I took a lot of pictures of the main structure. I love how the designers translated traditional Bhutanese farm architecture into this unimposing modern hip hotel. I hope to use this as a reference for our future weekend cottage.
Punakha was once the capital of Bhutan until it was moved to Thimphu in 1955. It is also one of the warmest valleys, being lower than others at 1,200 metres above sea level.
BHUTAN SUITES (3-Star)
Our first night was spent in Thimphu in the quaint boutique hotel, Bhutan Suites. I found this to be the homiest of all the lodges we stayed at. It also had the most local feel of all the hotels. Our room had a full kitchen and a separate living room. There were TVs in the room, but we honestly never turned on the TV during our 8 day trip. At nights we enjoyed slow dinners, nice conversations and read books. I particularly loved the wide balcony that had a stunning view of Thimphu valley. The food at Bhutan Suites Cafe was excellent. I loved that they served me chilli cheese (as in green chillies) at breakfast.

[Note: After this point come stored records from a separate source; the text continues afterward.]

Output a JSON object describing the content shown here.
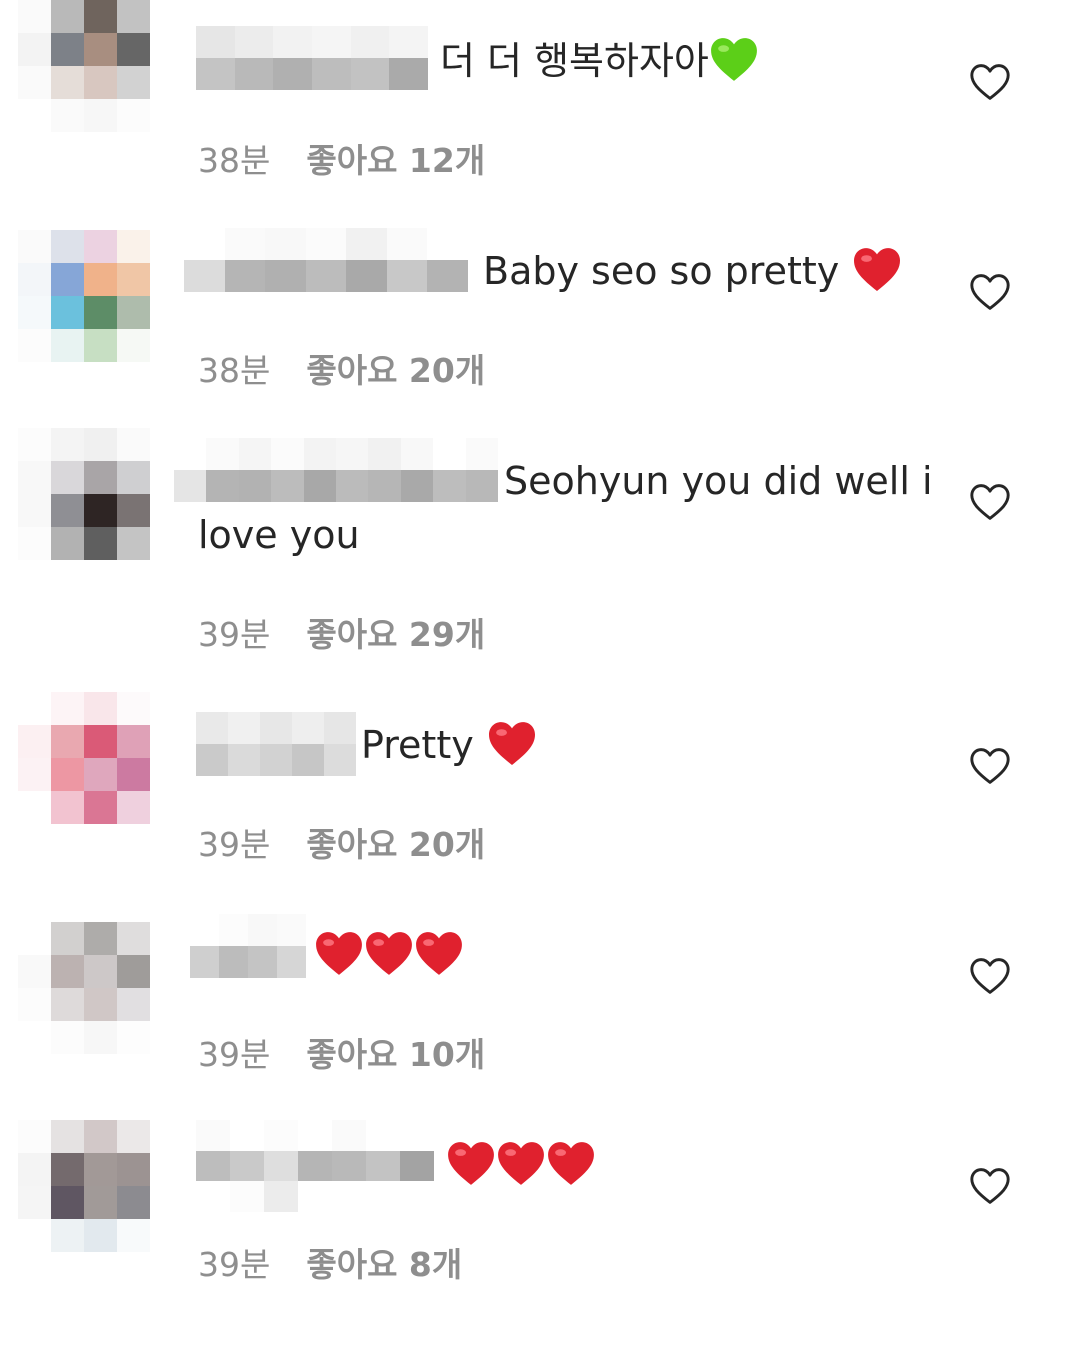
{
  "comments": [
    {
      "text": "더 더 행복하자아",
      "emoji": "green-heart",
      "time": "38분",
      "likes": "좋아요 12개"
    },
    {
      "text": "Baby seo so pretty ",
      "emoji": "red-heart",
      "time": "38분",
      "likes": "좋아요 20개"
    },
    {
      "text": "Seohyun you did well i",
      "text2": "love you",
      "emoji": "",
      "time": "39분",
      "likes": "좋아요 29개"
    },
    {
      "text": "Pretty ",
      "emoji": "red-heart",
      "time": "39분",
      "likes": "좋아요 20개"
    },
    {
      "text": "",
      "emoji": "red-heart x3",
      "time": "39분",
      "likes": "좋아요 10개"
    },
    {
      "text": "",
      "emoji": "red-heart x3",
      "time": "39분",
      "likes": "좋아요 8개"
    }
  ],
  "icons": {
    "like": "heart-outline-icon"
  },
  "colors": {
    "text": "#262626",
    "meta": "#8e8e8e",
    "red_heart": "#e0212e",
    "green_heart": "#5ccf18"
  }
}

NAK-SEL BOUTIQUE HOTEL & SPA (3-Star)
In Paro, we stayed one night at Nak-sel Boutique Hotel & Spa, with lovely mountain cottages surrounded by a forest on one side and a view of the vast Paro Valley and Mount Jumolhari in the distance. Every room, cottage, and suite of Naksel Hotel features dramatic views of Jumolhari. While we were there, the clouds broke a short time and afforded us a glimpse of the snow-capped mountain. Mount Jumolhari sits in the border of Bhutan and Tibet. Also visible from the cottages and the main chalet were cliffs where Tiger’s Nest Monastery sits. We were to climb Tiger’s Nest the next morning.
We had a wonderful experience wearing the traditional Bhutanese attire — the Gho for men and Kira for women. Amala Destinations sent spa staff to our room to help us get dressed in the ornate silk robes. We all wore them to dinner.
This small landlocked kingdom in the Himalayas has five (yes FIVE) Aman resorts under the brand Amankora set throughout Bhutan’s central and western valleys. Aman means peace in Sanskrit, and kora refers to the ‘circular pilgrimage’ in Dzongkha, the Bhutanese language. We were fortunate enough to have had lunch, hosted by Amala Destinations, in Amankora Paro. This happened right after our climb up and down Tiger’s Nest monastery.
Amankora Paro is located in Balakha Village, 30 minutes from Paro International Airport. There are 24 suites in Amankora Paro with contrasting rustic elements and contemporary design. “Its architecture features natural rammed-earth walls, gently sloping roofs and wood-panelled interiors. Centred by a large flagstone courtyard, a lime-washed stone pavilion houses the living and dining room facilities, library and outdoor terrace, all warmed by fireplaces.” I don’t think I will look at corrugated iron the same way again. Its chic factor just went up.
UMA by COMO, PARO (5-Star)
Our last night in Bhutan was spent at Uma Paro, a luxurious 29-room resort with private villas in a beautiful spot in Paro Valley. The architectural style of Uma Paro combines local craftsmanship with COMO’s contemporary style. The Bukhari restaurant is a beautiful space with a semi-circular view of the forest.
We had a Valley View room, which was perfect as I said farewell to Bhutan from our room balcony. The airport was just 10 minutes away from Uma Paro. From all over the hotel, one can see the distinctively traditional Bhutanese wooden roofs anchored by big stones. Very charming.
After our trek through Gangtey Valley, with our driver Sangay and guide Mani from Amala Destinations. All hotels, treks and tours within Bhutan were arranged though Amala Destinations. For inquiries regarding our hotels, tours and itinerary, pls email email@example.com.
How to get to Bhutan, visa and other requirements, click here.